Twitter emerged as one of the stars of the Super Bowl, with people sending 24.1 million tweets about the game -- up from 13.7 million last year. It’s likely much of that activity took place on mobile devices through the Twitter app.
New data from app advertising and analytics firm Flurry shows that mobile app use overall increased 19% during this year’s game compared to last year. The increased penetration of smartphones and tablets in the U.S. over the last year -- to roughly 50% and 20%, respectively -- could explain the increase in app use.
Usage spiked highest (up 17.8%) during the power outage, or Blackout Bowl, at the start of the third quarter as people picked up their devices to send tweets, go on other social platforms, or get information about the delay. Conversely, mobile usage fell nearly 10% during the halftime show when all eyes turned to Beyonce.
Flurry found that app session starts didn’t change much between game play and commercials, with use up only 3.3% during Super Bowl ads. A separate report from digital consulting firm Altimeter Group showed that three-quarters of brands integrated second-screen experiences this year, mostly through Twitter hashtags.
But others like Shazam saw ad integrations fall off from last year’s game, with only 2% of ads tying into the company’s social TV technology.
Comparing app use to Sunday the previous week, the report found that overall app use dipped by less than 5% during the Super Bowl. From this, the firm concluded that consumers are focusing a lot of attention on apps, even when they are sitting in front of the TV.
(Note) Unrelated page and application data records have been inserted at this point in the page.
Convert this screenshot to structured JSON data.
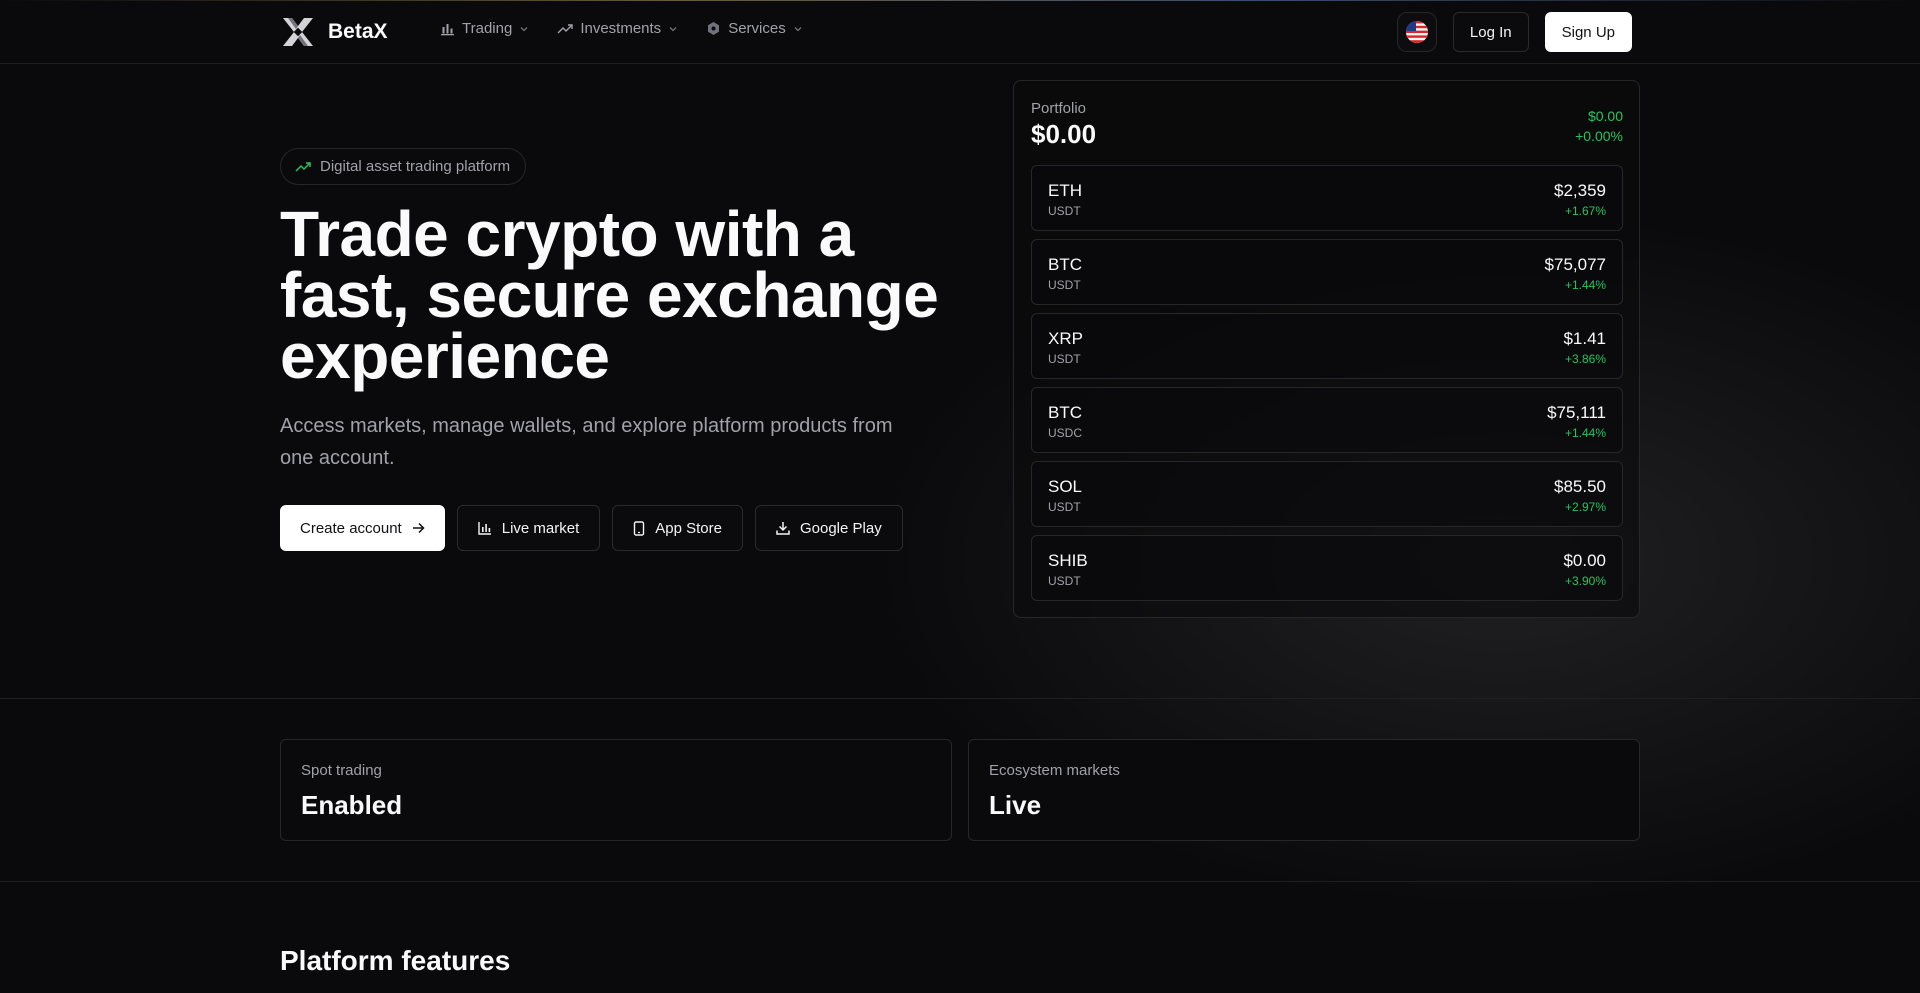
{
  "brand": {
    "name": "BetaX"
  },
  "nav": {
    "items": [
      {
        "label": "Trading",
        "icon": "bar-chart-icon"
      },
      {
        "label": "Investments",
        "icon": "trending-up-icon"
      },
      {
        "label": "Services",
        "icon": "hexagon-icon"
      }
    ]
  },
  "header": {
    "language_flag": "us-flag-icon",
    "login_label": "Log In",
    "signup_label": "Sign Up"
  },
  "hero": {
    "badge": "Digital asset trading platform",
    "title": "Trade crypto with a fast, secure exchange experience",
    "subtitle": "Access markets, manage wallets, and explore platform products from one account.",
    "actions": {
      "create_account": "Create account",
      "live_market": "Live market",
      "app_store": "App Store",
      "google_play": "Google Play"
    }
  },
  "portfolio": {
    "label": "Portfolio",
    "value": "$0.00",
    "change_amount": "$0.00",
    "change_percent": "+0.00%",
    "assets": [
      {
        "symbol": "ETH",
        "quote": "USDT",
        "price": "$2,359",
        "change": "+1.67%"
      },
      {
        "symbol": "BTC",
        "quote": "USDT",
        "price": "$75,077",
        "change": "+1.44%"
      },
      {
        "symbol": "XRP",
        "quote": "USDT",
        "price": "$1.41",
        "change": "+3.86%"
      },
      {
        "symbol": "BTC",
        "quote": "USDC",
        "price": "$75,111",
        "change": "+1.44%"
      },
      {
        "symbol": "SOL",
        "quote": "USDT",
        "price": "$85.50",
        "change": "+2.97%"
      },
      {
        "symbol": "SHIB",
        "quote": "USDT",
        "price": "$0.00",
        "change": "+3.90%"
      }
    ]
  },
  "stats": [
    {
      "label": "Spot trading",
      "value": "Enabled"
    },
    {
      "label": "Ecosystem markets",
      "value": "Live"
    }
  ],
  "features": {
    "title": "Platform features"
  },
  "colors": {
    "background": "#0a0a0c",
    "positive": "#22c55e",
    "muted_text": "#a1a1aa",
    "border": "#27272a",
    "primary_button": "#ffffff"
  }
}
“This should cause advertisers to question the value of paying a premium for Super Bowl ads when the attention premium they command is eroding,” stated a blog post Tuesday by Mary Ellen Gordon, director, industry insights and analysis at Flurry. In fairness, the company has a vested interest in seeing ad dollars shift from TV to mobile, so the analysis should be taken with that knowledge in mind.
As The Atlantic’s Derek Thompson pointed out in a recent essay, the attention Super Bowl advertisers generate from their ads extends well beyond the 30 seconds a spot runs. “People actually talk about Super Bowl ads, on purpose. They discuss them, analyze them, rank them,” he wrote. “When else do advertisements get their own advertisements?”
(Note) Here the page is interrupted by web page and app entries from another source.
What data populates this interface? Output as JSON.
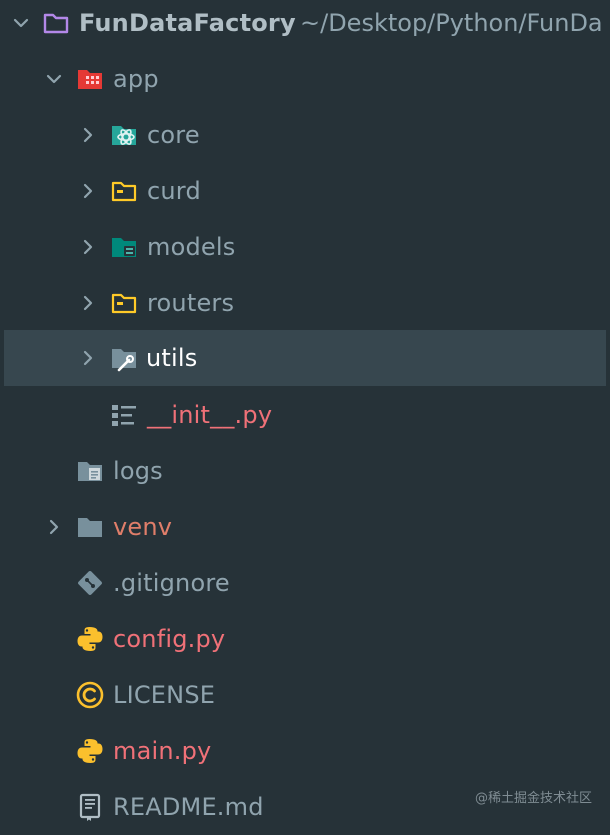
{
  "project": {
    "name": "FunDataFactory",
    "path": "~/Desktop/Python/FunDa"
  },
  "tree": {
    "app": "app",
    "core": "core",
    "curd": "curd",
    "models": "models",
    "routers": "routers",
    "utils": "utils",
    "init": "__init__.py",
    "logs": "logs",
    "venv": "venv",
    "gitignore": ".gitignore",
    "config": "config.py",
    "license": "LICENSE",
    "main": "main.py",
    "readme": "README.md"
  },
  "watermark": "@稀土掘金技术社区",
  "colors": {
    "background": "#263238",
    "selected_row": "#37474f",
    "text_default": "#90a4ae",
    "text_modified": "#f07178",
    "text_selected": "#ffffff",
    "text_excluded": "#e07e6a"
  }
}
In addition, advertisers are trying to capitalize on the two-screen experience to retain viewers’ attention, especially via Twitter. Oreo’s timely Twitter ad during the power outage was retweeted 10,000 times in the first hour and has since generated an avalanche of publicity for the brand.
So it’s hard to maintain, as Flurry does, that the smartphone has “disrupted the holy grail of TV events.” When the price for a 30-second Super Bowl spot rises to $4.5 million next year, will it still be making the same argument?